American troops who support peacekeeping efforts as United Nations military observers are unsung heroes, a retired U.S. Army colonel and author said during an Association of the U.S. Army Noon Report webinar. 

Many people were unaware of the role of American military officers and the role they played in the United Nations Truce Supervision Organization since the modern state of Israel was founded in 1948,” retired Col. L. Scott Lingamfelter said during the Dec. 5 webinar. “Their experience … [has] received scant treatment in military literature, yet the lessons that we learned [from them] are very important.” 

A 1973 graduate of the Virginia Military Institute, Lingamfelter served as a field artilleryman and a Middle East foreign area officer. He details his transition from preparing for combat to serving as a military observer in a peacekeeping mission in his book, Yanks in Blue Berets: American U.N. Peacekeepers in the Middle East

In 1948, the U.N. launched the United Nations Truce Supervision Organization, or UNTSO, in response to the conflict that had erupted between Israel and its Arab neighbors, who were opposed to the creation of a Jewish state.

The UNTSO quickly found itself overseeing the ceasefire lines between combatant parties, and in the ensuring decades, as countries along the eastern Mediterranean engaged in a series of escalating conflicts, the UNTSO was continually challenged in its peacekeeping mission.

The U.N. military observers are unarmed and “are trained to observe and report violations of the agreements of ceasefire, disengagement,” according to the UNTSO website. Personnel come from 27 nations and include 153 military personnel, according to the website. 

Trained as warfighters, soldiers tasked with peacekeeping had to pivot in a way that Lingamfelter characterized as “discovery learning” with “little formal training.” 
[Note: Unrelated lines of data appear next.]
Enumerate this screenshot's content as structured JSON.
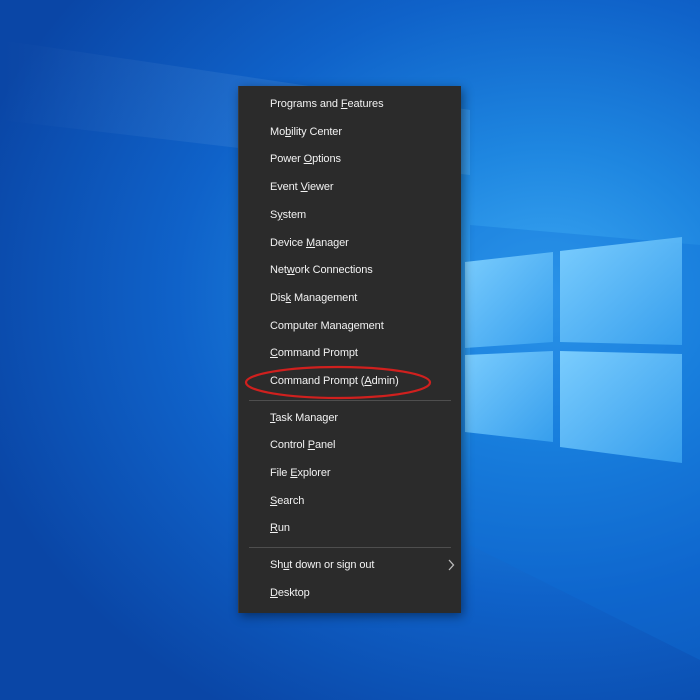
{
  "desktop": {
    "wallpaper": "windows-10-blue-logo"
  },
  "power_menu": {
    "groups": [
      [
        {
          "id": "programs-and-features",
          "label": "Programs and Features",
          "mnemonic": "F"
        },
        {
          "id": "mobility-center",
          "label": "Mobility Center",
          "mnemonic": "b"
        },
        {
          "id": "power-options",
          "label": "Power Options",
          "mnemonic": "O"
        },
        {
          "id": "event-viewer",
          "label": "Event Viewer",
          "mnemonic": "V"
        },
        {
          "id": "system",
          "label": "System",
          "mnemonic": "y"
        },
        {
          "id": "device-manager",
          "label": "Device Manager",
          "mnemonic": "M"
        },
        {
          "id": "network-connections",
          "label": "Network Connections",
          "mnemonic": "w"
        },
        {
          "id": "disk-management",
          "label": "Disk Management",
          "mnemonic": "k"
        },
        {
          "id": "computer-management",
          "label": "Computer Management",
          "mnemonic": ""
        },
        {
          "id": "command-prompt",
          "label": "Command Prompt",
          "mnemonic": "C"
        },
        {
          "id": "command-prompt-admin",
          "label": "Command Prompt (Admin)",
          "mnemonic": "A"
        }
      ],
      [
        {
          "id": "task-manager",
          "label": "Task Manager",
          "mnemonic": "T"
        },
        {
          "id": "control-panel",
          "label": "Control Panel",
          "mnemonic": "P"
        },
        {
          "id": "file-explorer",
          "label": "File Explorer",
          "mnemonic": "E"
        },
        {
          "id": "search",
          "label": "Search",
          "mnemonic": "S"
        },
        {
          "id": "run",
          "label": "Run",
          "mnemonic": "R"
        }
      ],
      [
        {
          "id": "shut-down-or-sign-out",
          "label": "Shut down or sign out",
          "mnemonic": "u",
          "submenu": true,
          "submenu_icon": "chevron-right-icon"
        },
        {
          "id": "desktop",
          "label": "Desktop",
          "mnemonic": "D"
        }
      ]
    ],
    "highlighted_item": "command-prompt-admin",
    "highlight_color": "#d0201e",
    "background_color": "#2b2b2b",
    "text_color": "#f2f2f2"
  }
}
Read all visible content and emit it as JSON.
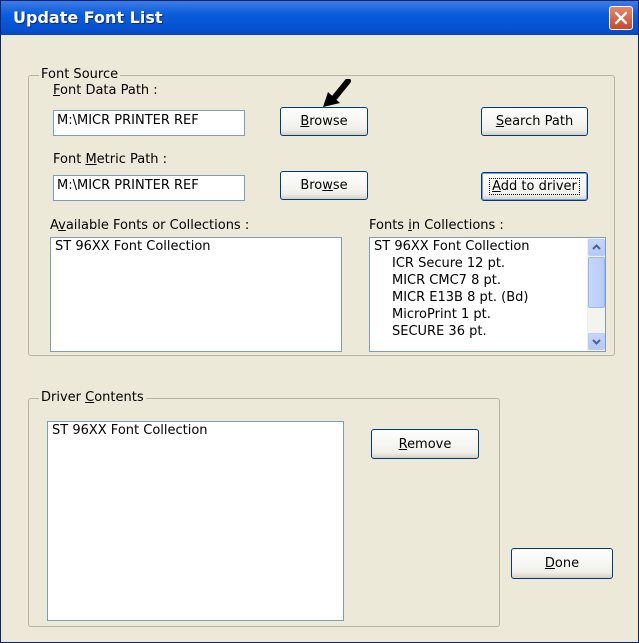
{
  "window": {
    "title": "Update Font List"
  },
  "font_source": {
    "legend": "Font Source",
    "font_data_path": {
      "label": "Font Data Path :",
      "value": "M:\\MICR PRINTER REF"
    },
    "font_metric_path": {
      "label": "Font Metric Path :",
      "value": "M:\\MICR PRINTER REF"
    },
    "browse_label": "Browse",
    "search_path_label": "Search Path",
    "add_to_driver_label": "Add to driver",
    "available": {
      "label": "Available Fonts or Collections :",
      "items": [
        "ST 96XX Font Collection"
      ]
    },
    "collections": {
      "label": "Fonts in Collections :",
      "items": [
        "ST 96XX Font Collection",
        "ICR Secure 12 pt.",
        "MICR CMC7 8 pt.",
        "MICR E13B 8 pt. (Bd)",
        "MicroPrint 1 pt.",
        "SECURE 36 pt."
      ]
    }
  },
  "driver_contents": {
    "legend": "Driver Contents",
    "items": [
      "ST 96XX Font Collection"
    ],
    "remove_label": "Remove"
  },
  "done_label": "Done",
  "icons": {
    "close": "close-icon",
    "pointer": "arrow-pointer-icon",
    "scroll_up": "chevron-up-icon",
    "scroll_down": "chevron-down-icon"
  }
}
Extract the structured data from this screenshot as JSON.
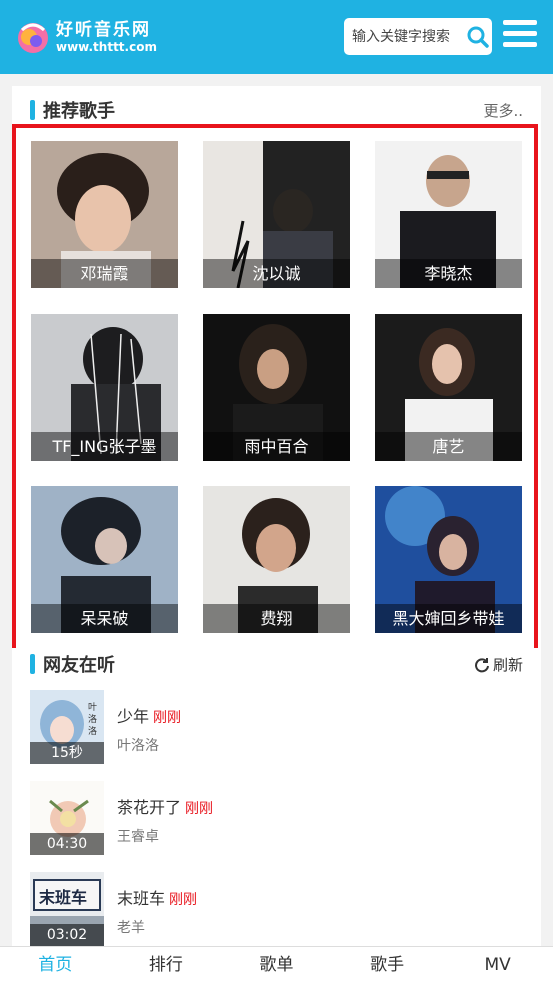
{
  "header": {
    "logo_name": "好听音乐网",
    "logo_url": "www.thttt.com",
    "search_placeholder": "输入关键字搜索"
  },
  "singers_section": {
    "title": "推荐歌手",
    "more": "更多..",
    "items": [
      {
        "name": "邓瑞霞"
      },
      {
        "name": "沈以诚"
      },
      {
        "name": "李晓杰"
      },
      {
        "name": "TF_ING张子墨"
      },
      {
        "name": "雨中百合"
      },
      {
        "name": "唐艺"
      },
      {
        "name": "呆呆破"
      },
      {
        "name": "费翔"
      },
      {
        "name": "黑大婶回乡带娃"
      }
    ]
  },
  "listening_section": {
    "title": "网友在听",
    "refresh": "刷新",
    "tracks": [
      {
        "title": "少年",
        "time": "刚刚",
        "artist": "叶洛洛",
        "duration": "15秒"
      },
      {
        "title": "茶花开了",
        "time": "刚刚",
        "artist": "王睿卓",
        "duration": "04:30"
      },
      {
        "title": "末班车",
        "time": "刚刚",
        "artist": "老羊",
        "duration": "03:02"
      }
    ]
  },
  "tabbar": {
    "items": [
      "首页",
      "排行",
      "歌单",
      "歌手",
      "MV"
    ],
    "active": "首页"
  },
  "colors": {
    "brand": "#1fb2e2",
    "highlight": "#e8141c"
  }
}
“But what we did learn was nonetheless valuable,” he said. In addition to learning from partner nations and about conflict in the Middle East, Lingamfelter said the most important lesson was “learning episodically [about] how to deal with the parties to the [Arab-Israeli] conflict in reporting violations, resolving disputes, negotiating hostage releases and dealing with the deadly hostile fire that surrounded us all the time.” 

Though Lingamfelter was unarmed during his time as an observer with the United Nations Truce Supervision Organization, it worked to his advantage. “Being an unarmed observer is a dangerous business. ... All that was in our holster was just hard work, resourcefulness, patience and decisiveness,” he said. “Interestingly, I do believe that the fact that we were unarmed, on occasion, was beneficial to our credibility, because we were not seen as a threat.” 

As he closed the discussion, Lingamfelter emphasized that “peace is worth it.” 

“I'm a warrior, and I was trained to be a warrior,” he said. “But I think if you talk to any warrior, we will all agree that peace is better than war. Sometimes you have to fight those wars, but it’s good to learn lessons from the past … to help populate our ideas for shaping these operations.”